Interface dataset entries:

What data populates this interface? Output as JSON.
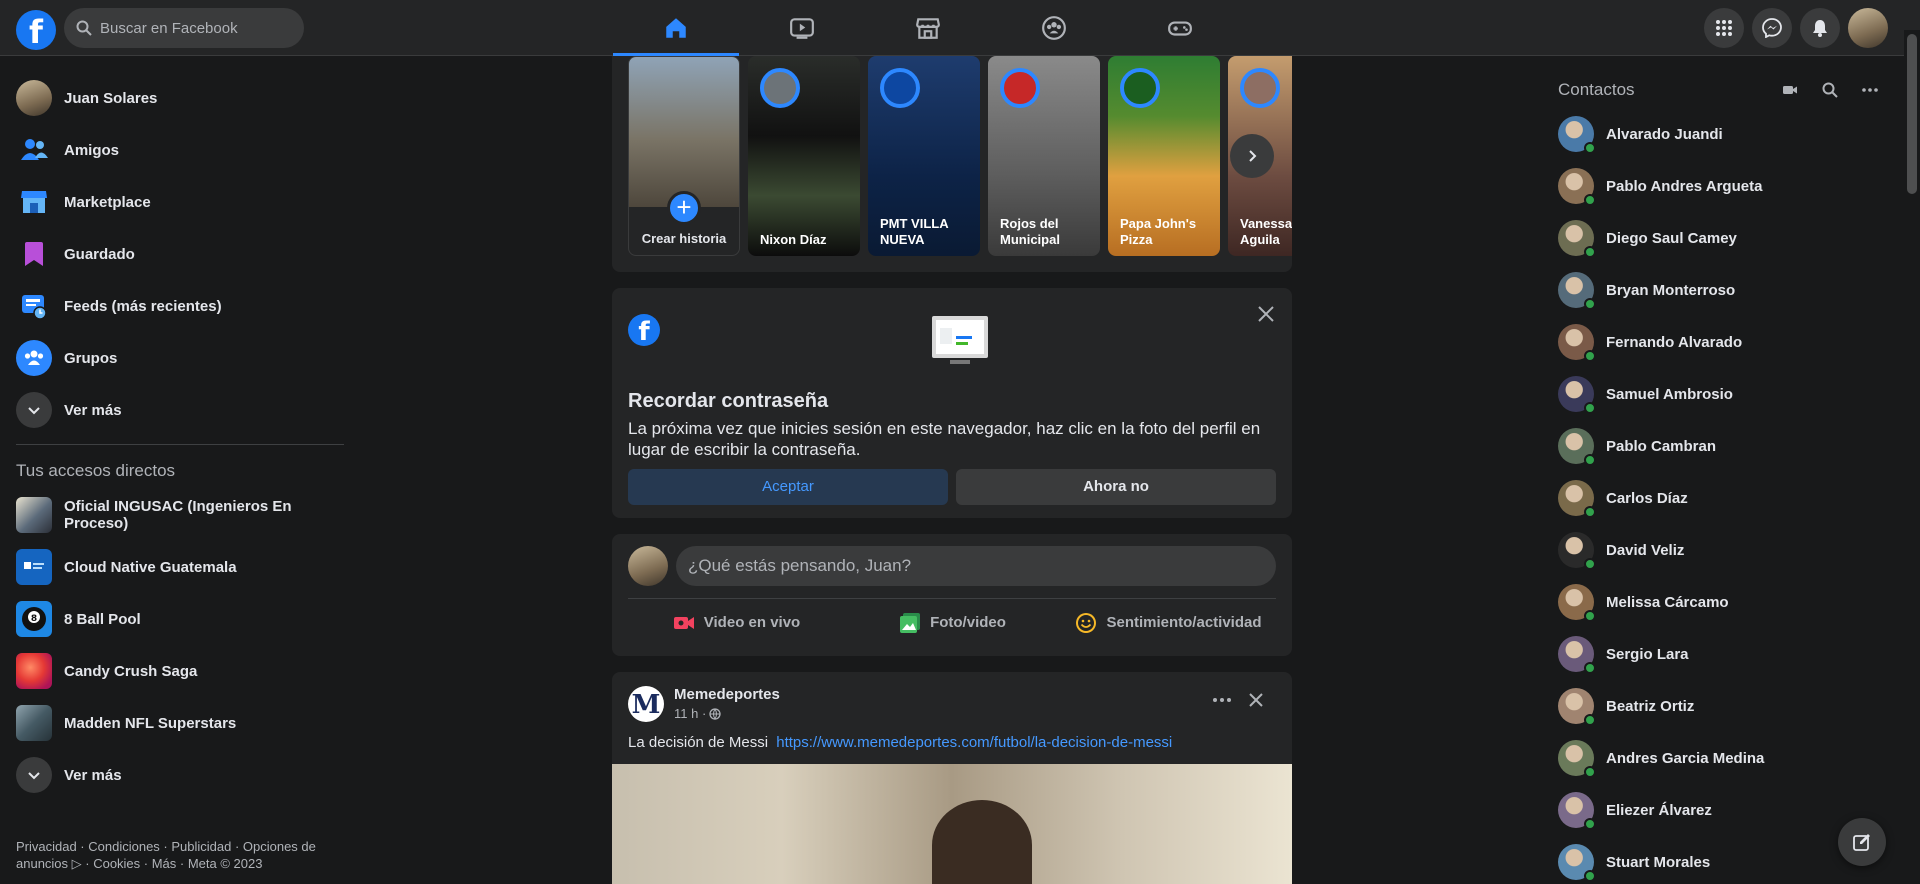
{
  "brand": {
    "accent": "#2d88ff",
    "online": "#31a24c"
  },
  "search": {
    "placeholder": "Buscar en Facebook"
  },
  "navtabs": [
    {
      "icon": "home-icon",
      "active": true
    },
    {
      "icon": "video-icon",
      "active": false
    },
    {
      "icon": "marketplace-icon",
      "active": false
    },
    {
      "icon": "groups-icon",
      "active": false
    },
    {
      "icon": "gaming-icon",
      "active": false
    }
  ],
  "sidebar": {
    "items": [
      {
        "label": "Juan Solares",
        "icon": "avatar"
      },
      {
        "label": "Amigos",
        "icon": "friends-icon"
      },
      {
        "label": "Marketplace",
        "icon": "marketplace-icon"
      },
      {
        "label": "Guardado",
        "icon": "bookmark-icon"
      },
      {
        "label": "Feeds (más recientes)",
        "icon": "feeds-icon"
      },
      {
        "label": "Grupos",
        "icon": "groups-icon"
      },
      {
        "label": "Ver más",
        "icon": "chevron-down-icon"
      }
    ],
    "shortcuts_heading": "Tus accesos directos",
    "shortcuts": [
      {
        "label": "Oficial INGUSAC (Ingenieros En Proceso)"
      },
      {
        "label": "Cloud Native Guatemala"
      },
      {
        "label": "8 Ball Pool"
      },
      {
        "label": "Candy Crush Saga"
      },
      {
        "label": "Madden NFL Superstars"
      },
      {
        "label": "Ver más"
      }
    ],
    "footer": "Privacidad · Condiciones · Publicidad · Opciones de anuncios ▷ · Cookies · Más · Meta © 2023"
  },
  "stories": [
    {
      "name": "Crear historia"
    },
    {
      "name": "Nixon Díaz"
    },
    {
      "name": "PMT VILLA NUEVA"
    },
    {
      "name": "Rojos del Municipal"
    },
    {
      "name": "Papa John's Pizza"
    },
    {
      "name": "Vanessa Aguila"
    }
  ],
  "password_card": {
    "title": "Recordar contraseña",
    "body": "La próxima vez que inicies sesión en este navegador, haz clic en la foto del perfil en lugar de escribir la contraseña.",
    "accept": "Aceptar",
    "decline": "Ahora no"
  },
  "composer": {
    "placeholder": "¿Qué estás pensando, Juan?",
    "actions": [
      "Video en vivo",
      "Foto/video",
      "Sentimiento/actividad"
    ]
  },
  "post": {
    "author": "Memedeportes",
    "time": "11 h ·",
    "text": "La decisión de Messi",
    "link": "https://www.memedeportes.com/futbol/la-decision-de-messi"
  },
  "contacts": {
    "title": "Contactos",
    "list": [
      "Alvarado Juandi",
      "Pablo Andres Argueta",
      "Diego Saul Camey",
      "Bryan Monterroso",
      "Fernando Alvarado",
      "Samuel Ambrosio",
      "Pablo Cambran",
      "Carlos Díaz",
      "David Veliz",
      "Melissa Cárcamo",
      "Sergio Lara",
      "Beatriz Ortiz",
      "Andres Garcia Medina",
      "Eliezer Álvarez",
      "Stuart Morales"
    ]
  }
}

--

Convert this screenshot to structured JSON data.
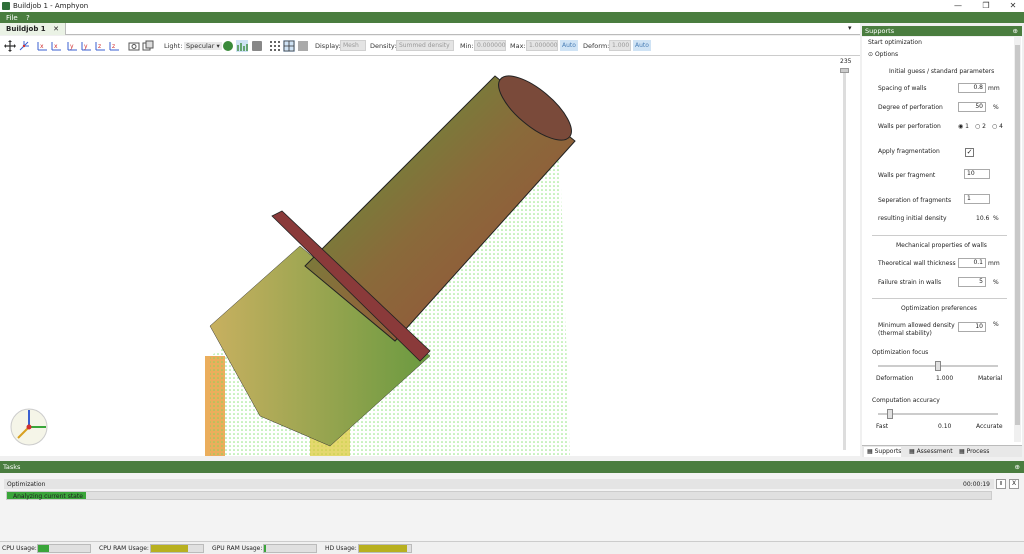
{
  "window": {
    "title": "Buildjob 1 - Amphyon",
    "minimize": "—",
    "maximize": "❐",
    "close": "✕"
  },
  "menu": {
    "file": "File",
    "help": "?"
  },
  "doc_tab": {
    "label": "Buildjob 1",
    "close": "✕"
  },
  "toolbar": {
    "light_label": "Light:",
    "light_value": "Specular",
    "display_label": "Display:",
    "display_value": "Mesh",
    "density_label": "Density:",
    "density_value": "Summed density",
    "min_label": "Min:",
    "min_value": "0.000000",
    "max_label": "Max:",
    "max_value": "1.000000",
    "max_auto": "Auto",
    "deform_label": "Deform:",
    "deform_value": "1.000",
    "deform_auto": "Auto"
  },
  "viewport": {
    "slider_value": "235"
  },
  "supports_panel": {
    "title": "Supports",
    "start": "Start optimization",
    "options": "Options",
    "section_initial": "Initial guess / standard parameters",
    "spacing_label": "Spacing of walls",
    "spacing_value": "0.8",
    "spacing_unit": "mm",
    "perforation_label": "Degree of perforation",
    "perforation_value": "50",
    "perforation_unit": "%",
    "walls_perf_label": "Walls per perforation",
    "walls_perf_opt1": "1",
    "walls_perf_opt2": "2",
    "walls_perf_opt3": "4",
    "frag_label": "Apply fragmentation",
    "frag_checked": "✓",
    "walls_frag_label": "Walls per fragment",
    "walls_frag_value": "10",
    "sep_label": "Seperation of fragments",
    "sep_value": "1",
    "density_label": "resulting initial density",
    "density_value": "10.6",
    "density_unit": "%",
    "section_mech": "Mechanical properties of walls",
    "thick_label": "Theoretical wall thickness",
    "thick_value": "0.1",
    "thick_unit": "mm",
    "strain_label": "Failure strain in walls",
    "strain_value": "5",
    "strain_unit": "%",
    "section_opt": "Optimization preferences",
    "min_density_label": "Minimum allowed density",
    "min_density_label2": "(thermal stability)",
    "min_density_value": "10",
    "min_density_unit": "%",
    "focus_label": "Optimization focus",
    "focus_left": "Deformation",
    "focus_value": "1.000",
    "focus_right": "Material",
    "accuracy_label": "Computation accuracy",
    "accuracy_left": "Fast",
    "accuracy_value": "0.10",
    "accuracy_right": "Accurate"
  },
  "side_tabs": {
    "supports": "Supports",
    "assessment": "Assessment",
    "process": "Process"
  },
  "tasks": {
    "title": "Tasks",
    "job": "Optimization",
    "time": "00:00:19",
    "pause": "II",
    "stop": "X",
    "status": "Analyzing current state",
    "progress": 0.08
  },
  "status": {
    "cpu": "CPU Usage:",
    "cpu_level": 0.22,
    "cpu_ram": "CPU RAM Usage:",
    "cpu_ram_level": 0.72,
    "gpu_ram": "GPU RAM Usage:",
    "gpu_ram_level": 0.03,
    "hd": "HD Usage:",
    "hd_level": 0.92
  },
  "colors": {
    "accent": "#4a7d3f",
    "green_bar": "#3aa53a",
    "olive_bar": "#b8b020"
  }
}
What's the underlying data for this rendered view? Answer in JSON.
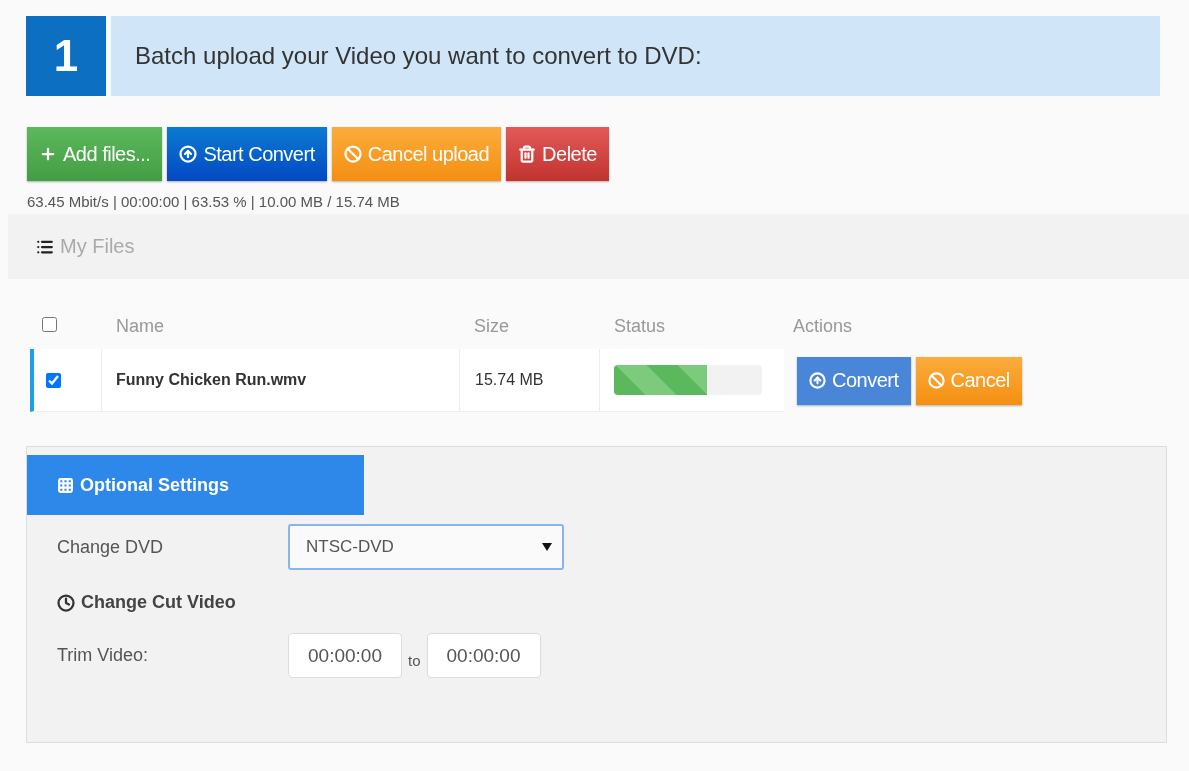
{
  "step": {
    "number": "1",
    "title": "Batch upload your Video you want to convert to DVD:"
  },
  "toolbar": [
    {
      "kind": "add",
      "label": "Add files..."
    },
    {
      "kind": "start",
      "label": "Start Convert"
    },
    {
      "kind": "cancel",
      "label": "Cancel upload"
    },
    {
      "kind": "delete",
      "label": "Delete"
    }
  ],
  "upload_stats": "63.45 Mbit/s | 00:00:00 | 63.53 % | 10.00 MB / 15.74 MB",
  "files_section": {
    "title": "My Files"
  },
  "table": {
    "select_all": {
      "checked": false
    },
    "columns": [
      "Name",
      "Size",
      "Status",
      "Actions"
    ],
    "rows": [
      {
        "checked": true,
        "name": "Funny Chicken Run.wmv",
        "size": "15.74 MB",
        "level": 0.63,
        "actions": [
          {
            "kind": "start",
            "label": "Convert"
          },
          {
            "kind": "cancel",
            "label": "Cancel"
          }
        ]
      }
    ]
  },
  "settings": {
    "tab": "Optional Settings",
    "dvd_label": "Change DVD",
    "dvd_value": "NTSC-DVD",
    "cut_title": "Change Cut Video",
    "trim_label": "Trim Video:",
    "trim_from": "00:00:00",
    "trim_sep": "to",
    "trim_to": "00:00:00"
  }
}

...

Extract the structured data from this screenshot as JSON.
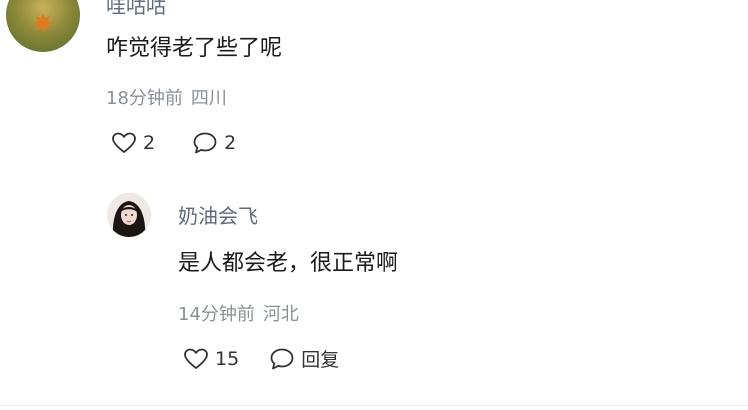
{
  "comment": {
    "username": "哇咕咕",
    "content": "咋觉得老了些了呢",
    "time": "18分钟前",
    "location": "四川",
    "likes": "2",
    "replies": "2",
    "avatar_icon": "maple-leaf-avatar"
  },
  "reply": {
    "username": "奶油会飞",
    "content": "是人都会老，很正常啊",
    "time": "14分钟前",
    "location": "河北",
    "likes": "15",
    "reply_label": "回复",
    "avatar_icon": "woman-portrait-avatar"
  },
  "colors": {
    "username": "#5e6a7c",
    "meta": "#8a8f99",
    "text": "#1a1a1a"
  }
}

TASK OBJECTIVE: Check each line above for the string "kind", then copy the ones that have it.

ANSWER AREA:
      "kind": "add",
      "kind": "start",
      "kind": "cancel",
      "kind": "delete",
            "kind": "start",
            "kind": "cancel",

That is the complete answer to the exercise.